Print the full set of records below, character for character and picture-free.
Data listing START
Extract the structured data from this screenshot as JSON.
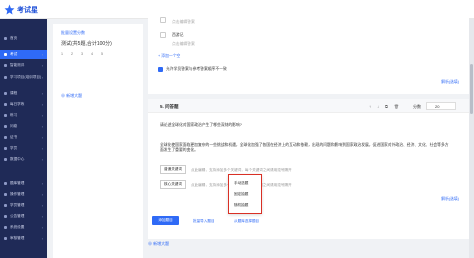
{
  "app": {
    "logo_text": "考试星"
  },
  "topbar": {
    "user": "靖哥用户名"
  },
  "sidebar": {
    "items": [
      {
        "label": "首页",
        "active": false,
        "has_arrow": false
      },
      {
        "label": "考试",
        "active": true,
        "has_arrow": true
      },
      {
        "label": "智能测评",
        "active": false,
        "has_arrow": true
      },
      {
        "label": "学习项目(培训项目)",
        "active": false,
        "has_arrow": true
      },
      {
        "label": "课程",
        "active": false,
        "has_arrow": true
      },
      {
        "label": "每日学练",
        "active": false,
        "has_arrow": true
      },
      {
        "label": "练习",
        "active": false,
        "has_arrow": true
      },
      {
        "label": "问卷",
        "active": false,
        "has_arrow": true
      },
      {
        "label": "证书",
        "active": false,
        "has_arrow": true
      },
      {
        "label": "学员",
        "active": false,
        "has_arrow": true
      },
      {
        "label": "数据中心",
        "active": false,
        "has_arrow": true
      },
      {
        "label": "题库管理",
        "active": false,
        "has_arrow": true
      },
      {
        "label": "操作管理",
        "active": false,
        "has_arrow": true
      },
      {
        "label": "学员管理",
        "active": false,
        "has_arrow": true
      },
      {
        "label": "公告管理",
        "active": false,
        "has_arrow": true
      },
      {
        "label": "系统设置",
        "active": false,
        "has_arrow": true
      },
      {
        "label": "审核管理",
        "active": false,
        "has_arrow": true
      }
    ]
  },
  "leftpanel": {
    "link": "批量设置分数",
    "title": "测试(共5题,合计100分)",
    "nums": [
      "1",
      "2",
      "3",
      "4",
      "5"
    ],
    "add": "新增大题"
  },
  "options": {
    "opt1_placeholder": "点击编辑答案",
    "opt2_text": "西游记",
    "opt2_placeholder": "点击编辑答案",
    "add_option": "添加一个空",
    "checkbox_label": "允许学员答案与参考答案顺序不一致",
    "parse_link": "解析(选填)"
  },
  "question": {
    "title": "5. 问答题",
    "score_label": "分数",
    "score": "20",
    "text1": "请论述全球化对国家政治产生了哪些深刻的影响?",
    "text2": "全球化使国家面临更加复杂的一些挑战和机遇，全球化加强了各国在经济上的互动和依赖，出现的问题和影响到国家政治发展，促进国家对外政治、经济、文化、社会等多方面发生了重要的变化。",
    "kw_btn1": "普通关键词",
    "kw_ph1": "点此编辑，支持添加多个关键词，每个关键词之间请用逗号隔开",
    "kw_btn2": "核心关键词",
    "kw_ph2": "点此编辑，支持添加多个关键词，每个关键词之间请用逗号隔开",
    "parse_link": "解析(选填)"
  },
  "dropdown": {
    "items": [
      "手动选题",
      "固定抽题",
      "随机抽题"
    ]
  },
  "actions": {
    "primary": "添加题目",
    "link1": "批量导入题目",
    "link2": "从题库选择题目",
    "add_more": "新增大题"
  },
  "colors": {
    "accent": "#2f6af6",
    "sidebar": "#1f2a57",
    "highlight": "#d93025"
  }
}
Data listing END
**Written solution**
Extract the structured data from this screenshot as JSON.
{
  "app": {
    "logo_text": "考试星"
  },
  "topbar": {
    "user": "靖哥用户名"
  },
  "sidebar": {
    "items": [
      {
        "label": "首页",
        "active": false,
        "has_arrow": false
      },
      {
        "label": "考试",
        "active": true,
        "has_arrow": true
      },
      {
        "label": "智能测评",
        "active": false,
        "has_arrow": true
      },
      {
        "label": "学习项目(培训项目)",
        "active": false,
        "has_arrow": true
      },
      {
        "label": "课程",
        "active": false,
        "has_arrow": true
      },
      {
        "label": "每日学练",
        "active": false,
        "has_arrow": true
      },
      {
        "label": "练习",
        "active": false,
        "has_arrow": true
      },
      {
        "label": "问卷",
        "active": false,
        "has_arrow": true
      },
      {
        "label": "证书",
        "active": false,
        "has_arrow": true
      },
      {
        "label": "学员",
        "active": false,
        "has_arrow": true
      },
      {
        "label": "数据中心",
        "active": false,
        "has_arrow": true
      },
      {
        "label": "题库管理",
        "active": false,
        "has_arrow": true
      },
      {
        "label": "操作管理",
        "active": false,
        "has_arrow": true
      },
      {
        "label": "学员管理",
        "active": false,
        "has_arrow": true
      },
      {
        "label": "公告管理",
        "active": false,
        "has_arrow": true
      },
      {
        "label": "系统设置",
        "active": false,
        "has_arrow": true
      },
      {
        "label": "审核管理",
        "active": false,
        "has_arrow": true
      }
    ]
  },
  "leftpanel": {
    "link": "批量设置分数",
    "title": "测试(共5题,合计100分)",
    "nums": [
      "1",
      "2",
      "3",
      "4",
      "5"
    ],
    "add": "新增大题"
  },
  "options": {
    "opt1_placeholder": "点击编辑答案",
    "opt2_text": "西游记",
    "opt2_placeholder": "点击编辑答案",
    "add_option": "添加一个空",
    "checkbox_label": "允许学员答案与参考答案顺序不一致",
    "parse_link": "解析(选填)"
  },
  "question": {
    "title": "5. 问答题",
    "score_label": "分数",
    "score": "20",
    "text1": "请论述全球化对国家政治产生了哪些深刻的影响?",
    "text2": "全球化使国家面临更加复杂的一些挑战和机遇，全球化加强了各国在经济上的互动和依赖，出现的问题和影响到国家政治发展，促进国家对外政治、经济、文化、社会等多方面发生了重要的变化。",
    "kw_btn1": "普通关键词",
    "kw_ph1": "点此编辑，支持添加多个关键词，每个关键词之间请用逗号隔开",
    "kw_btn2": "核心关键词",
    "kw_ph2": "点此编辑，支持添加多个关键词，每个关键词之间请用逗号隔开",
    "parse_link": "解析(选填)"
  },
  "dropdown": {
    "items": [
      "手动选题",
      "固定抽题",
      "随机抽题"
    ]
  },
  "actions": {
    "primary": "添加题目",
    "link1": "批量导入题目",
    "link2": "从题库选择题目",
    "add_more": "新增大题"
  },
  "colors": {
    "accent": "#2f6af6",
    "sidebar": "#1f2a57",
    "highlight": "#d93025"
  }
}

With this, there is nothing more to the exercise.